Takeaways:

  1. Culture and history belong at the center of any account of being human.
  2. Genuine knowing must be an act of integrating not silo-ing.

American Christianity: Older and less educated


Click here to access a larger view of the following graphic from the Religion News Service, based on figures from the Pew 2007 Religious Landscape Survey.
American Christianity is aging and uneducated, according to this Religion News Service graphic and the Pew 2007 Religious Landscape Survey

A few thoughts spurred by the above graphic:

  • To expand your church, look for younger, uneducated people (see the “nothing in particular” circle).
  • Anglicans are smarter but older.
  • Ecstatic experience seems less likely among the educated.
  • Protestant evangelicals want to reach many people who are both better-educated and younger than they are.
  • On balance, Anglicans are better educated than atheists and agnostics.

‘Dear Lord, I know the right positions, and I don’t listen to the wrong ones…’


“…so why won’t You let me pass these classes?”

A quick note on digital humanities


Maybe Mark Driscoll is a product of his time: 2013 poll on plagiarism, fair use, & copyright


As Warren Throckmorton’s examinations of Pastor Mark Driscoll’s “citation problems” continue, I’ve been researching “intentional plagiarism” and “unintentional plagiarism,” as well as what common academic and publishing style guides say about fair use, copyright, and paraphrasing.

More on those matters in upcoming posts. First, I wanted to share some relevant information from the Pew Research Center’s Internet & American Life Project.

Back in July, NBC News reported the following based on a Pew report that had just been released:

Most writing teachers believe that digital tools — from wikis to whiteboards — make it easier to teach writing, but say they worry about plagiarism and informality in their students’ work, according to a new survey from the Pew Research Center’s Internet & American Life Project.

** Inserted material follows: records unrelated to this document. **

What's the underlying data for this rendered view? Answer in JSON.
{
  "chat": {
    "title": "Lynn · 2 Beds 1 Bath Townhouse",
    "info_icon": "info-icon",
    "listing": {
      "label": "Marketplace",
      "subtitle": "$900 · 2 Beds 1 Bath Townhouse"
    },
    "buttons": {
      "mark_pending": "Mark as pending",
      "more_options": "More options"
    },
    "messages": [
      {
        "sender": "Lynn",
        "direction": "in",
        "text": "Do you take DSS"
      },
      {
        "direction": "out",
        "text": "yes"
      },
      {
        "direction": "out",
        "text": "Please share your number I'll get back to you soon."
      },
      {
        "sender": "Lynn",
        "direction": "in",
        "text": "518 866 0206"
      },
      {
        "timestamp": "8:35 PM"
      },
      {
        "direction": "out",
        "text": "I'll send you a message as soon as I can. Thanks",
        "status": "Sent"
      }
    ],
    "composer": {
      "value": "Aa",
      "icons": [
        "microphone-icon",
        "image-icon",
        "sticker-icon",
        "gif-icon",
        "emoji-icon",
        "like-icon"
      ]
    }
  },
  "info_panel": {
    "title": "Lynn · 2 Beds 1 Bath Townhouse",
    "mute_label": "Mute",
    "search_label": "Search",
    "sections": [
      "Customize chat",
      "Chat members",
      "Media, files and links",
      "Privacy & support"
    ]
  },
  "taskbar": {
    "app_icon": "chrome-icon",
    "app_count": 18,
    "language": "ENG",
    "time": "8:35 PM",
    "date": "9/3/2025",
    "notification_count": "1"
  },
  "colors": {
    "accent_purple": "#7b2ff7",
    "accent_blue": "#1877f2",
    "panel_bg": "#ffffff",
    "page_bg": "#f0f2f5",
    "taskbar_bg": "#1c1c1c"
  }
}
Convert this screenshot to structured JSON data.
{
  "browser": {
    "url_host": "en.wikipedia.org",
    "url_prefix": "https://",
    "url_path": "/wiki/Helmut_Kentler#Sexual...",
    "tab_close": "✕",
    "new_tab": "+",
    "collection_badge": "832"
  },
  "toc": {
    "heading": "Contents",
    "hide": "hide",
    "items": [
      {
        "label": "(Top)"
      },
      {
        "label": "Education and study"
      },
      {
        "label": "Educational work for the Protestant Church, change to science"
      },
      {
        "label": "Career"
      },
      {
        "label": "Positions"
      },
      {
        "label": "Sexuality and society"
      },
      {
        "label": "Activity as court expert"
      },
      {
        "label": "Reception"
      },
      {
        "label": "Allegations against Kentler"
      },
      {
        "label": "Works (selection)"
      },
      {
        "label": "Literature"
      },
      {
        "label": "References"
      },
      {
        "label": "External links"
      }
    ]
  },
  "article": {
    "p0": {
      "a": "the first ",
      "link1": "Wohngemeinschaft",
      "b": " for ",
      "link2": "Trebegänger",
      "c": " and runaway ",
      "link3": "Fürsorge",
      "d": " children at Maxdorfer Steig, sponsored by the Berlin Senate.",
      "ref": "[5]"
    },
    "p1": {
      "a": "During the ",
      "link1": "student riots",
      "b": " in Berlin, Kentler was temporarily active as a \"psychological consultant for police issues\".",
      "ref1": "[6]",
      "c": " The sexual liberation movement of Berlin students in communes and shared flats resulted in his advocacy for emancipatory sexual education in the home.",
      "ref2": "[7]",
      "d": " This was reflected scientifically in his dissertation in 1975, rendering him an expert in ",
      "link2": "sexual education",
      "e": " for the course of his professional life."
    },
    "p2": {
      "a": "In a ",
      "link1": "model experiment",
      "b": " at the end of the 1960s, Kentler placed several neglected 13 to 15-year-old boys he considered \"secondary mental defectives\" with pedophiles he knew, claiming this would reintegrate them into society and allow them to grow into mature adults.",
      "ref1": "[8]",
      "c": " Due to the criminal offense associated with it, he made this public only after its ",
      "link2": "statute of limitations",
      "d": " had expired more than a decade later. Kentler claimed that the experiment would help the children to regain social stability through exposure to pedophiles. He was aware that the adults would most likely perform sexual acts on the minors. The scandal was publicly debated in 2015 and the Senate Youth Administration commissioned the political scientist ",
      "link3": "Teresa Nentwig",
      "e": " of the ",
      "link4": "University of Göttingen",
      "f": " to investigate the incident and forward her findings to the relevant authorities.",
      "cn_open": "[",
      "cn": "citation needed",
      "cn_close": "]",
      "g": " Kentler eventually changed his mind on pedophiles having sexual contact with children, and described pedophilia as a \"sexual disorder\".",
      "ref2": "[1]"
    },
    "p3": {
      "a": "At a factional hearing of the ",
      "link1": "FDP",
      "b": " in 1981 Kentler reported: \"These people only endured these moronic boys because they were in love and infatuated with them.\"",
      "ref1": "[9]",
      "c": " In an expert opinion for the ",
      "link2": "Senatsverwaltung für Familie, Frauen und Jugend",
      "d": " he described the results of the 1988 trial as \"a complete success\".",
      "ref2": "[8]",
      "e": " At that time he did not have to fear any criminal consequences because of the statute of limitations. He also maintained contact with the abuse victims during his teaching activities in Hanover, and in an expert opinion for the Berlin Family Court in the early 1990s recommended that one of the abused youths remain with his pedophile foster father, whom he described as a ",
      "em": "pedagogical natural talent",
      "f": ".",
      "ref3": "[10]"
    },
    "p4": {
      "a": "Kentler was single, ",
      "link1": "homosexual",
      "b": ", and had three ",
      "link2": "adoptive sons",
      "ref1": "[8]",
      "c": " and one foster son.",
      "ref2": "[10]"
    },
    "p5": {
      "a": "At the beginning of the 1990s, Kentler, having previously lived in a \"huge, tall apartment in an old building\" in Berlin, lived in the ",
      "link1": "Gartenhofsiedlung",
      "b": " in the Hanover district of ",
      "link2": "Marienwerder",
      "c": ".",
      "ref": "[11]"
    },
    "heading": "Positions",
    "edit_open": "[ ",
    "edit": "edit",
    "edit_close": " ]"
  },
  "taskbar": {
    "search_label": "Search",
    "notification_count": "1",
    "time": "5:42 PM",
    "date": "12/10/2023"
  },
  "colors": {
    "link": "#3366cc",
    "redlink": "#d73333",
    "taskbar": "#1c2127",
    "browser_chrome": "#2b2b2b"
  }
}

More than 2,400 Advanced Placement (AP) and National Writing Project (NWP) middle- and high-school teachers were asked about the use of digital tools including interactive whiteboards, wikis, websites, blogs, and collaborative Web-based tools (such as Google Docs) as sources of help for writing.

“In addition to giving students low ratings on their understanding of fair use and copyright, a majority of AP and NWP teachers also say students are not performing well when it comes to ‘appropriately citing and/or referencing content’ in their work,” the study found.

“This is fairly common concern among the teachers in the study, who note how easy it is for students today to copy and paste others’ work into their own and how difficult it often is to determine the actual source of much of the content they find online.”

Those issues have become so important that 88 percent of the teachers said they spend class time talking to students about the concepts of “citation and plagiarism,” while 75 percent make sure they talk about the notions of fair use and copyright with their students. [boldface added]

Apparently, few really understand the academic, ethical, and legal implications of an inappropriate use of another person’s ideas and (or) creative work.

While the websites of some acclaimed universities (e.g., see here and here) note that students might not always be aware of when they are plagiarizing, those same sites name such unawareness “unintentional plagiarism.” In other words, it’s still plagiarism.

This would be a different take than that held by the folks at Driscoll’s publisher Tyndale House, who defensively have suggested that plagiarism requires an intentional act.

“While there are many nuanced definitions of plagiarism, most definitions agree that plagiarism is a writer’s deliberate use of someone’s words or ideas, and claiming them as their own with no intent to provide credit to the original source,” Tyndale House said in part of a statement released back in December.

“Nuanced definitions of plagiarism”? Cut the nonsense. Tyndale House might as well had told us the definition at hand depended on what our definition of “is” is.